## YOUR INSTRUCTIONS
Go through the records and copy each line where the string "docx" occurs.

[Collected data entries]
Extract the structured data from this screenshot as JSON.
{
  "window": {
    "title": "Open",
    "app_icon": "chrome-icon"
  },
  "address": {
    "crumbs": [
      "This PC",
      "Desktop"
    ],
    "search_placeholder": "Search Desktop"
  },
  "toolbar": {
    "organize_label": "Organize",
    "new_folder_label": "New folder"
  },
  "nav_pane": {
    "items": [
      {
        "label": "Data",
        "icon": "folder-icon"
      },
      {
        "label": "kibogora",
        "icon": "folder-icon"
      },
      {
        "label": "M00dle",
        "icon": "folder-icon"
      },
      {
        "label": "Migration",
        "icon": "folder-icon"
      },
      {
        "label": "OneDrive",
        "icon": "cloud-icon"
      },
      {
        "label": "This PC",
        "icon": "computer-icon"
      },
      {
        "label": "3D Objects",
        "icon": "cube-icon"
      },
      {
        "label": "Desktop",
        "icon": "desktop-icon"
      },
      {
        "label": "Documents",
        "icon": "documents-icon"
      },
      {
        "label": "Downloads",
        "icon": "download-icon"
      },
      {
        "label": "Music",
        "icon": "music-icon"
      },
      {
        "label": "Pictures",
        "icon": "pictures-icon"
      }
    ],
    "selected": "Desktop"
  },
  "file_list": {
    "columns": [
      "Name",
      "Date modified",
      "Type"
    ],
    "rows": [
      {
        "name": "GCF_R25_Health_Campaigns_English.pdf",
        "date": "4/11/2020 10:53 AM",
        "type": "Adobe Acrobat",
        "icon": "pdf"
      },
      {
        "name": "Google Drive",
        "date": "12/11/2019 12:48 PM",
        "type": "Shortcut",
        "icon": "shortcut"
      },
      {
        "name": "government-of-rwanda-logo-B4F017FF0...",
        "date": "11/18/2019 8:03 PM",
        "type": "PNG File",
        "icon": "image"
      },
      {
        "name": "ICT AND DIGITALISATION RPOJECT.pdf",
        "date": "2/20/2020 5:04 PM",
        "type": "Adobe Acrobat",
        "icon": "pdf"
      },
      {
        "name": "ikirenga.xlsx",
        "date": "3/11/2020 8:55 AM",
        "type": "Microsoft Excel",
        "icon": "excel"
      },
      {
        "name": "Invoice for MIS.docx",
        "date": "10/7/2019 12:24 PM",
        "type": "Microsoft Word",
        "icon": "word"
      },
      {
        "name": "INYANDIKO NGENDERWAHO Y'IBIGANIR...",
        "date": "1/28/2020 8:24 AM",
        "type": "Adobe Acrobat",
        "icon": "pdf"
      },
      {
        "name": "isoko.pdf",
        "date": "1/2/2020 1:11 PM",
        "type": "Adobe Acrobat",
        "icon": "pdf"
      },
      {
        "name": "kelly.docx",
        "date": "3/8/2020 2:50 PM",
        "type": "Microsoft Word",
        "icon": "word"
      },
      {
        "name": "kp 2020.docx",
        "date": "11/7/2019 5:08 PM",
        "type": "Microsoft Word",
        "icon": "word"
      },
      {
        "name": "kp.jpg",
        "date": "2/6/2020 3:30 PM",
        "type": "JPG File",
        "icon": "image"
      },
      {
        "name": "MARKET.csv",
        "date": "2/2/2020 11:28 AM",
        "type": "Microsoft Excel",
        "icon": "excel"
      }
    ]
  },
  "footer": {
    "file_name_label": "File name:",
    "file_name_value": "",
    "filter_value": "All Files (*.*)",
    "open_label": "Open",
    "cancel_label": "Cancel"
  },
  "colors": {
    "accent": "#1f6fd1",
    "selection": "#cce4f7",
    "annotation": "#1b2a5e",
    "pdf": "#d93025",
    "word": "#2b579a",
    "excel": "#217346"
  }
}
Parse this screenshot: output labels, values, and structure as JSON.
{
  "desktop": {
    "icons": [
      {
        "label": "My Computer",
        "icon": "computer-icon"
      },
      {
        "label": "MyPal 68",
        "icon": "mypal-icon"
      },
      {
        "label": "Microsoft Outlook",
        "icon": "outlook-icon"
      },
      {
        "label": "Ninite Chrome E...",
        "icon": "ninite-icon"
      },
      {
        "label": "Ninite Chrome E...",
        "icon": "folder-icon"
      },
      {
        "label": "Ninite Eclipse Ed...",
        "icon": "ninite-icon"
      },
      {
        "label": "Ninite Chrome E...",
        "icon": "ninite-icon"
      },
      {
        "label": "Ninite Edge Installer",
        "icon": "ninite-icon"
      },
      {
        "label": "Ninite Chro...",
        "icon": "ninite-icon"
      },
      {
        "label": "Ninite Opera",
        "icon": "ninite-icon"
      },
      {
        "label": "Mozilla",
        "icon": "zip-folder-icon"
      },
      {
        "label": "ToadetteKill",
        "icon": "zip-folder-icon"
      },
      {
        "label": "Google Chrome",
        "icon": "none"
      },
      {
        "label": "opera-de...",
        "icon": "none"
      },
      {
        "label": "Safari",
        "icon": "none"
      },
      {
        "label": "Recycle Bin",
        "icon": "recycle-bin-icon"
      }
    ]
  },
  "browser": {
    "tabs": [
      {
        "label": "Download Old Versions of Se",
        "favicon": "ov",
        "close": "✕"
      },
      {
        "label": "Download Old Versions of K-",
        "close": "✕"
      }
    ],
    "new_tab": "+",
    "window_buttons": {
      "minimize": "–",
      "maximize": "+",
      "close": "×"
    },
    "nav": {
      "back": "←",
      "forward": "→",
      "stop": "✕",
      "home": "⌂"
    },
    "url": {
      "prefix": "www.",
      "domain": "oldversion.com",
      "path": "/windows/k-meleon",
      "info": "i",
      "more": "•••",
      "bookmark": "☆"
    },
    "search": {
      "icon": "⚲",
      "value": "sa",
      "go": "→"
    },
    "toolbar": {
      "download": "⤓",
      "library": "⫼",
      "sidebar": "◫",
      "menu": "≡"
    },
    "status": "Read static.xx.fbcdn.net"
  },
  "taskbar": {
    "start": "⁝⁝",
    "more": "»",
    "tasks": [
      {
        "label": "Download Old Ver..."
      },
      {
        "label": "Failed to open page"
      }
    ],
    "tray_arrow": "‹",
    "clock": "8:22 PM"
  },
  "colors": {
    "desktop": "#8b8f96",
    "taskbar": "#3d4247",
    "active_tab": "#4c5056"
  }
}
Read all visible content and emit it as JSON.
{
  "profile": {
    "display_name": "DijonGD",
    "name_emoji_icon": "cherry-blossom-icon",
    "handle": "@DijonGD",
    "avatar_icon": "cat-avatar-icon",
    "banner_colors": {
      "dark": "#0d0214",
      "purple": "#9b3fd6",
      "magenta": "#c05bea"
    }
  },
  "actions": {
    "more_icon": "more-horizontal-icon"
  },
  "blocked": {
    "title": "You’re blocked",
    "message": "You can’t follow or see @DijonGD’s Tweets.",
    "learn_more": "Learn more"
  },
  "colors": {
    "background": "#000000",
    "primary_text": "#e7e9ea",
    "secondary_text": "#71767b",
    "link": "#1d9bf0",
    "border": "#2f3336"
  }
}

## TASK SOLUTION
        "name": "Invoice for MIS.docx",
        "name": "kelly.docx",
        "name": "kp 2020.docx",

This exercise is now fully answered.